Anonymous said...

Allgrove must be shitting over loss lof income to his association, which is addicted to the Big Blokes money. His comment is almost word perfect for what Dudley brown wrote way back when he was chairman and you were trying to stop Constellation Hardys ripping out the John Reynell vineyard. I could remember something along the same non-committal lines. Now I found it, I quote chairman Dudley from your blog:

“as our Association represents the interests of multiple industries, we have long had a policy of not commenting on commercial matters of members or disputes between industry groups except to the extent that they violate the law.

“Constellation’s forerunner company, Hardy’s, has been a member of our association in good standing since the inception of our forerunner bodies.

“We have and continue to actively lobby on matters of urban encroachment in our region (including the recent Glenthorne Farm matter) where and when we can.”

I still think Contellation broke the law by getting govt to overhtrow the heritage listing by devious means so they could pull it out and then pull themselves out.

Toothless Tiger, like every bullshit wine business organization!

Anonymous said...

So Whitey if you're wrong and Treasury simply subdivides that land and jams in a suburb you'd be wrong if you expect the association to oppose it. Keep it up regardless Cobber!


Anonymous said...

Every time I call the associastion I end up speaking to someone different because the person I spoke to last time has left. Are all the staff on short-term contracts or something?

Anonymous said...

McLaren Vale & Fleurieu Visitor Information Centre awarded Gold at SA Tourism Awards 2014

McLaren Vale named South Australia's best wine region in the Adelaide Advertiser

Mentions of either of these things by the association anywhere: none

Anonymous said...

RE: MVGWTA staff turnover.

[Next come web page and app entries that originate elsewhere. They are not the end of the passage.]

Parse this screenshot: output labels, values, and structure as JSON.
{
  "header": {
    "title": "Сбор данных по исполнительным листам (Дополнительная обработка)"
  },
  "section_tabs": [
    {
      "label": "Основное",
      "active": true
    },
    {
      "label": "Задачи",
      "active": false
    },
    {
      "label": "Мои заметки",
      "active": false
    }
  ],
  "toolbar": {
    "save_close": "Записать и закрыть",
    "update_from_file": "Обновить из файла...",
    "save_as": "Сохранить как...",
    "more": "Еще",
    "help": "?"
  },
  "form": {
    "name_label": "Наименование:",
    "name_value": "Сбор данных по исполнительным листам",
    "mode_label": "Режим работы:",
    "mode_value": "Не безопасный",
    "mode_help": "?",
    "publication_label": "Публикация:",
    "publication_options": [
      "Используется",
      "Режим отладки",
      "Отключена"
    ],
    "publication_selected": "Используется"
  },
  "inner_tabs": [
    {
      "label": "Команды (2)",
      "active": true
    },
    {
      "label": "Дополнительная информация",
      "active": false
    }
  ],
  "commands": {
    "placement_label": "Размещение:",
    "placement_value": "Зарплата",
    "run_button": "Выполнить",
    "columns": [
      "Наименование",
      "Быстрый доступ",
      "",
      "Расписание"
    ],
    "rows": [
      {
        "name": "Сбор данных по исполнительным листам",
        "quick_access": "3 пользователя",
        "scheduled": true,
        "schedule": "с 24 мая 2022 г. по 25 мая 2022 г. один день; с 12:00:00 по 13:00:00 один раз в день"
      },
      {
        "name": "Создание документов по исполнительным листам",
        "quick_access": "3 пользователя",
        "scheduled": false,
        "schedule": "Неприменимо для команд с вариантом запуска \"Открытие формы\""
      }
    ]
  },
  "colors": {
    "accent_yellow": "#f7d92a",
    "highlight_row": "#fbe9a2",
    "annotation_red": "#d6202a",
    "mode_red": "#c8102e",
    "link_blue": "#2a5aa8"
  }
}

If you are good enough to know what you are doing, why would you work there?

And if you are incompetent eventually you will be pushed out to pasture.